_TASK DIRECTIONS_. Return all of the data exactly as written, without the pictures.

Saved entries:
*** Block opens ***

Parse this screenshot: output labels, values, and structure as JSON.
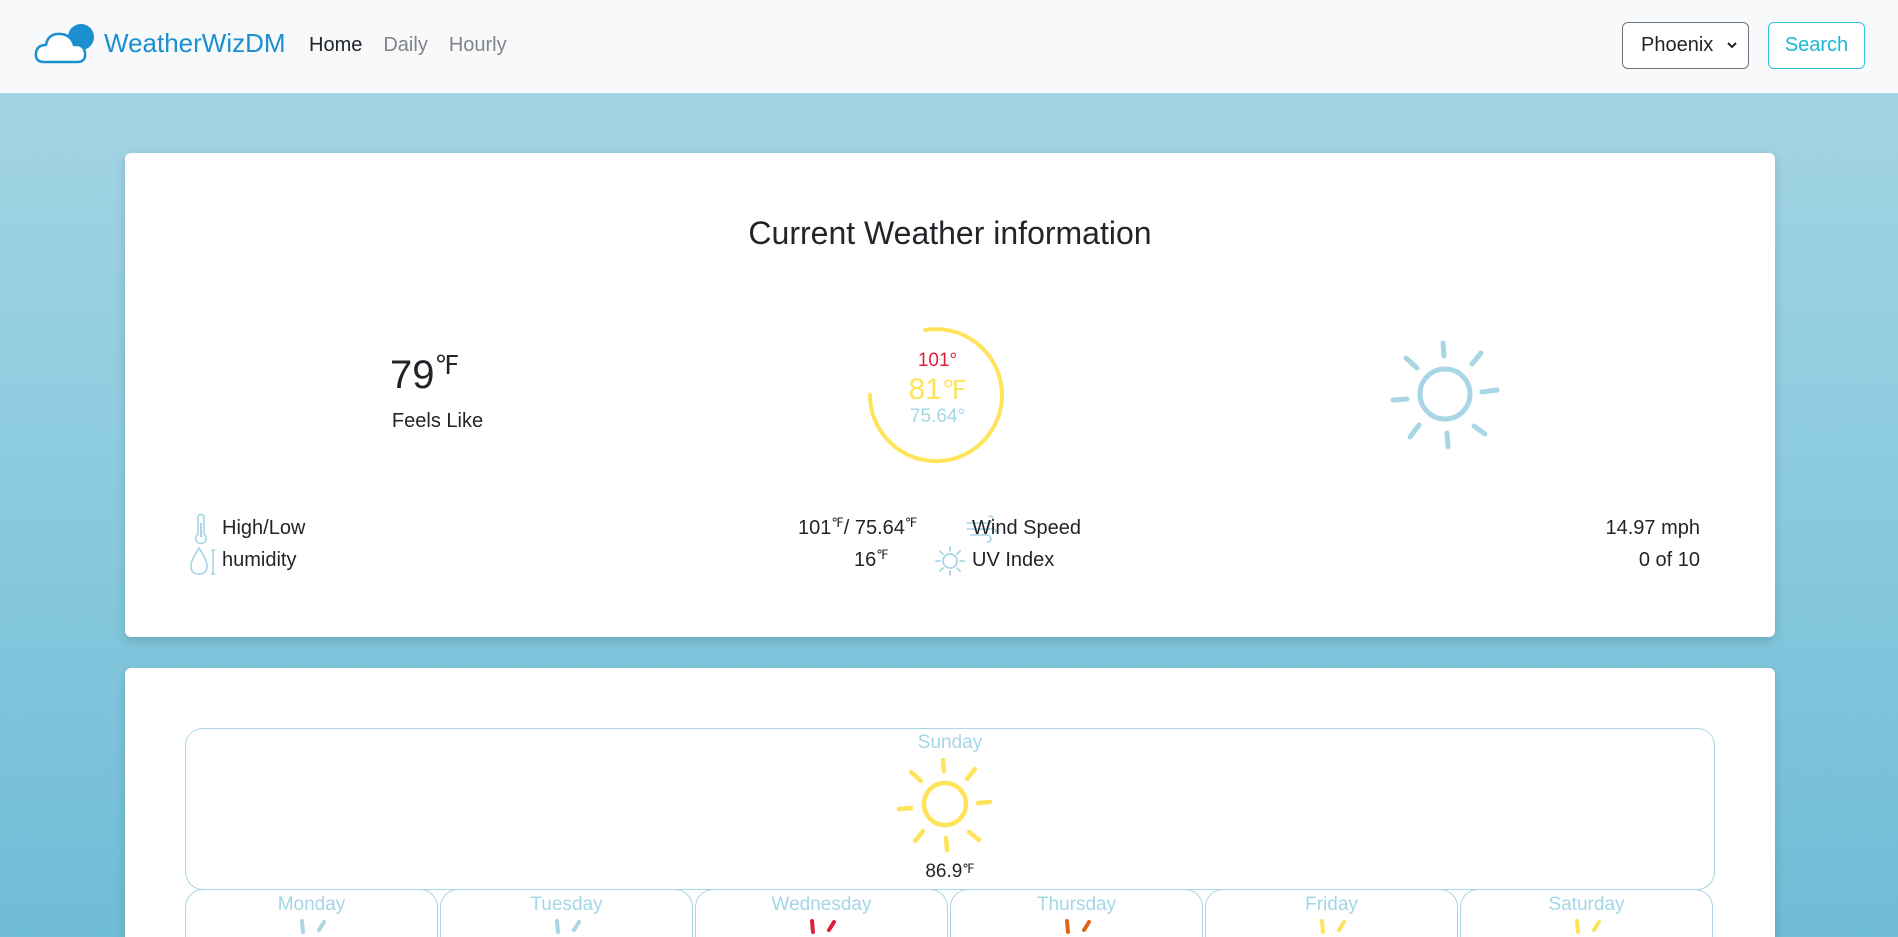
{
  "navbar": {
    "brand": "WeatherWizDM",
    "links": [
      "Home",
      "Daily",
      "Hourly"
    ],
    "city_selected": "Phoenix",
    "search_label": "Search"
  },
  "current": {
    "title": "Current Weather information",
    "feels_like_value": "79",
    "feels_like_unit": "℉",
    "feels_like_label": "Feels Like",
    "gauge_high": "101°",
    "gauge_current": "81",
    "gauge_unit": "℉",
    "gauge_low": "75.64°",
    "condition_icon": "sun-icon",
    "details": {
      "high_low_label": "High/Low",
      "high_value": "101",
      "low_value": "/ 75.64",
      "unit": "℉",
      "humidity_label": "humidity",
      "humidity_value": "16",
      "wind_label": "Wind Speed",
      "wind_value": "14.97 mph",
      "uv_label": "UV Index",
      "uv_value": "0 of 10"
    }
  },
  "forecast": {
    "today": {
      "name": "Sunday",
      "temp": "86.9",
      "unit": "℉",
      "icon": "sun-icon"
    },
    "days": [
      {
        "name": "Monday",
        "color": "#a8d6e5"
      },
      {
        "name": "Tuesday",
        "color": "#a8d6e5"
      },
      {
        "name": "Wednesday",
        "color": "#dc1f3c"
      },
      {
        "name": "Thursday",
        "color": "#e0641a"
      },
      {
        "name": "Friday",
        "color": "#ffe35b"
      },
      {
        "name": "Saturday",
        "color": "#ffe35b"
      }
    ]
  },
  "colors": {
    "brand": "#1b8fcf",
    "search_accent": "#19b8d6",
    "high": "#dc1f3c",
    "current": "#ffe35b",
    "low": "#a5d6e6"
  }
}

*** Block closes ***

_THE ANSWER_.
Parse this screenshot: output labels, values, and structure as JSON.
{
  "navbar": {
    "brand": "WeatherWizDM",
    "links": [
      "Home",
      "Daily",
      "Hourly"
    ],
    "city_selected": "Phoenix",
    "search_label": "Search"
  },
  "current": {
    "title": "Current Weather information",
    "feels_like_value": "79",
    "feels_like_unit": "℉",
    "feels_like_label": "Feels Like",
    "gauge_high": "101°",
    "gauge_current": "81",
    "gauge_unit": "℉",
    "gauge_low": "75.64°",
    "condition_icon": "sun-icon",
    "details": {
      "high_low_label": "High/Low",
      "high_value": "101",
      "low_value": "/ 75.64",
      "unit": "℉",
      "humidity_label": "humidity",
      "humidity_value": "16",
      "wind_label": "Wind Speed",
      "wind_value": "14.97 mph",
      "uv_label": "UV Index",
      "uv_value": "0 of 10"
    }
  },
  "forecast": {
    "today": {
      "name": "Sunday",
      "temp": "86.9",
      "unit": "℉",
      "icon": "sun-icon"
    },
    "days": [
      {
        "name": "Monday",
        "color": "#a8d6e5"
      },
      {
        "name": "Tuesday",
        "color": "#a8d6e5"
      },
      {
        "name": "Wednesday",
        "color": "#dc1f3c"
      },
      {
        "name": "Thursday",
        "color": "#e0641a"
      },
      {
        "name": "Friday",
        "color": "#ffe35b"
      },
      {
        "name": "Saturday",
        "color": "#ffe35b"
      }
    ]
  },
  "colors": {
    "brand": "#1b8fcf",
    "search_accent": "#19b8d6",
    "high": "#dc1f3c",
    "current": "#ffe35b",
    "low": "#a5d6e6"
  }
}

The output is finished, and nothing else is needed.